UN consultants launched a statement on Tuesday elevating considerations in regards to the escalating human rights state of affairs in Bangladesh. The assertion, issued because the UN Human Rights Council concludes its periodic review of Bangladesh’s human rights report, factors to a extreme crackdown on human rights throughout a number of fronts.
The consultants highlighted a disturbing surge in political violence, the arrest of senior opposition figures, and the widespread arbitrary detention of political activists within the lead-up to the nationwide elections slated for 2024. The weaponisation of the judicial system in opposition to journalists, human rights defenders, and civil society leaders was underscored explicitly within the assertion, with notable figures like Nobel laureate Muhammad Yunus and human rights defenders Adilur Rahman Khan and Nasiruddin Elan referenced as targets of such measures.
After backlash in opposition to the Digital Security Act (DSA), which was criticised for holding ambiguous and overbroad provisions that permit authorities to police on-line house, the federal government pledged vital authorized modifications in response to considerations raised by human rights organisations.

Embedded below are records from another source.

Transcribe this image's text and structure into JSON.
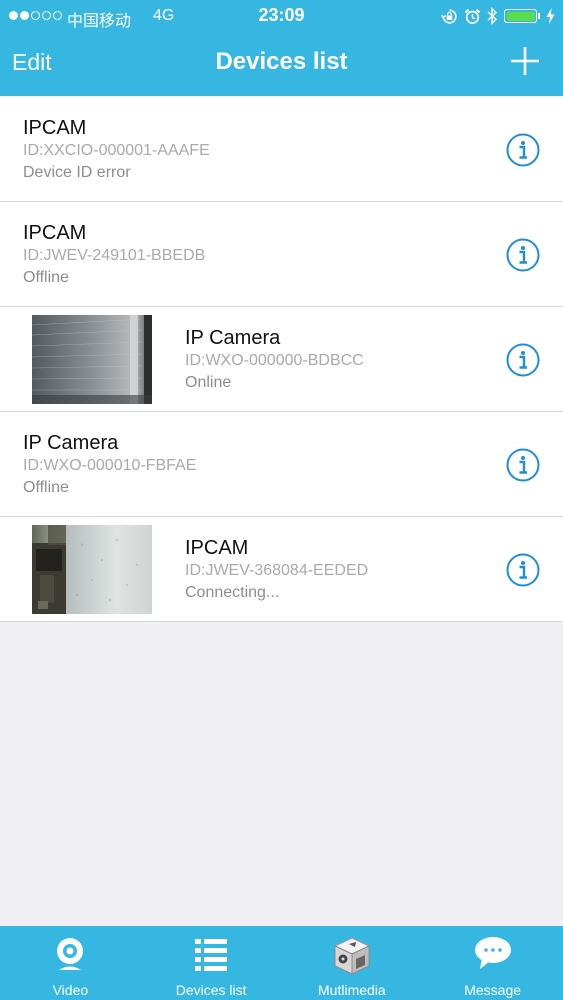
{
  "status_bar": {
    "carrier": "中国移动",
    "network": "4G",
    "time": "23:09",
    "battery_level": 1.0
  },
  "nav": {
    "edit_label": "Edit",
    "title": "Devices list",
    "add_icon": "plus-icon"
  },
  "devices": [
    {
      "name": "IPCAM",
      "id": "ID:XXCIO-000001-AAAFE",
      "status": "Device ID error",
      "has_thumbnail": false
    },
    {
      "name": "IPCAM",
      "id": "ID:JWEV-249101-BBEDB",
      "status": "Offline",
      "has_thumbnail": false
    },
    {
      "name": "IP Camera",
      "id": "ID:WXO-000000-BDBCC",
      "status": "Online",
      "has_thumbnail": true
    },
    {
      "name": "IP Camera",
      "id": "ID:WXO-000010-FBFAE",
      "status": "Offline",
      "has_thumbnail": false
    },
    {
      "name": "IPCAM",
      "id": "ID:JWEV-368084-EEDED",
      "status": "Connecting...",
      "has_thumbnail": true
    }
  ],
  "tabs": [
    {
      "label": "Video",
      "icon": "webcam-icon"
    },
    {
      "label": "Devices list",
      "icon": "list-icon"
    },
    {
      "label": "Mutlimedia",
      "icon": "media-box-icon"
    },
    {
      "label": "Message",
      "icon": "chat-bubble-icon"
    }
  ],
  "colors": {
    "accent": "#36b7e1",
    "info_icon": "#1e8fd6",
    "battery": "#5bdc4c",
    "background": "#efeff4"
  }
}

Nevertheless, the UN consultants famous that hundreds of instances associated to freedom of expression stay pending below the DSA. Moreover, the assertion identified that the draft Cyber Security Act doesn’t successfully tackle all of the threats to freedom of speech, leaving vital gaps in safeguarding this basic proper.
The UN consultants additionally drew consideration to the current crackdown on workers demanding honest wages in Bangladesh. Protests by staff in search of higher pay, prompted by a rise within the minimal wage, have been met with violent responses from the police.
As Bangladesh faces scrutiny within the upcoming Common Periodic Evaluation (UPR) by the UN Human Rights Council, the assertion requires stress on Bangladesh to handle these human rights considerations. Amnesty International additionally echoed the necessity for UN member states to make use of the UPR to carry the Bangladeshi authorities accountable for the escalating disaster. Bangladesh is about to be one of many 14 states reviewed by the UPR Working Group in its upcoming session from November 6 to 17, marking the nation’s fourth UPR.